Have you heard the term, Future Proofing, in relation to genealogy? If so, have you done anything to future proof your work?
I’ve shared my research in a variety of ways over the years. In the past, this has included creating printed versions to share with local genealogy societies and uploading a gedcom to FamilySearch and other sites. I’ve also maintained a public tree on Ancestry.
During the past few years, I’ve been sharing a lot of my research on this blog. One of my 2022 goals was to get ‘print outs’ of my blog posts to help preserve those posts for the future. Thanks to comments made by Linda Stufflebeam pointing me to the Blog2Print site, I’m going to achieve this goal.
While this ‘preserves’ my blog in the form of PDF files, those files are not preserved unless I share them elsewhere. One place I hope to share those files is on Archive.org. The first PDF file, Heartland Genealogy 2013 2016, appears to have an issue with the upload. It is accessible by downloading, but not viewable on the site. However, the 2017-2018 file uploaded and is viewable. Thus, I will continue working to upload the PDF files created from my blog.
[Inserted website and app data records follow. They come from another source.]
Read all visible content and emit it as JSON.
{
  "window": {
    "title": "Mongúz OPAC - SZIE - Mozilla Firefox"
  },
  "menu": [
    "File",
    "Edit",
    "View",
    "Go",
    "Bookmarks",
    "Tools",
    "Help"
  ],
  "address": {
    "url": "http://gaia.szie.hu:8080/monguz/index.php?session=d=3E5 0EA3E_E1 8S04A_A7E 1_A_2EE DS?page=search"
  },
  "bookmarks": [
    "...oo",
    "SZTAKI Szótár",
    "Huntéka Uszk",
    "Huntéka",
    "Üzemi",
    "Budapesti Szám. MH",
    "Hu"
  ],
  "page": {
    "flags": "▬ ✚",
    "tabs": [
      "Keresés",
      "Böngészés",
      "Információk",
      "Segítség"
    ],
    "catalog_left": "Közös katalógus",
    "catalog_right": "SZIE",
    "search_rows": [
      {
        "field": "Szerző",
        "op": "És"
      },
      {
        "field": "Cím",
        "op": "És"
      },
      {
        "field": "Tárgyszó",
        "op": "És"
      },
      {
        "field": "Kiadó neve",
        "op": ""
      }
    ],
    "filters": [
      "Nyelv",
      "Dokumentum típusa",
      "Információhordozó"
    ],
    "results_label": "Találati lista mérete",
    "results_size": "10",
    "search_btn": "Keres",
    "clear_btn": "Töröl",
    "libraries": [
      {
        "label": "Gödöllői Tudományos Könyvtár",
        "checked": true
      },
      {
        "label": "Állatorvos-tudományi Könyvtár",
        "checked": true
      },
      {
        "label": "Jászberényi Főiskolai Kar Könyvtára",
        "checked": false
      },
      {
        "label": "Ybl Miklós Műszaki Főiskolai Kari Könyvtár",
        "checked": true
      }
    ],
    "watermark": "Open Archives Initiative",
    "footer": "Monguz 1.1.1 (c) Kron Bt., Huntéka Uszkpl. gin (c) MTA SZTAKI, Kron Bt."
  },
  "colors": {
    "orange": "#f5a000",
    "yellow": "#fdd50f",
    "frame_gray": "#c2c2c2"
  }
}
I’ve also been challenged to share my posts about my Crawford research on WikiTree as part of the Crawford One Name Study. Since linking to my existing posts will only be valid during my lifetime, that technique will not ‘future proof’ sharing the posts on WikiTree. Thus, a need for a way to preserve each post. That’s when I found directions for Using the Wayback Machine to Archive WordPress. Help pages on the Internet Archive also include directions to ‘Save Pages in the Wayback Machine‘.
Thanks to these directions, I’ve started indexing my blog on a free spaces page called Heartland Genealogy.
Below are some other blog posts that encouraged me to work on continuing to ‘future proof’ my genealogy research:
- Preserving Your Blog and Articles on Internet Archive Sites
- Donate Your Family History Materials in 2023?
- Future-Proof Your Family History: How to Make Sure Your Genealogy Research Outlives You
- The Scary Truth about the Future of Your Genealogy Data and How You Can Preserve It
- What to Do with the Genealogy and Family History I Collected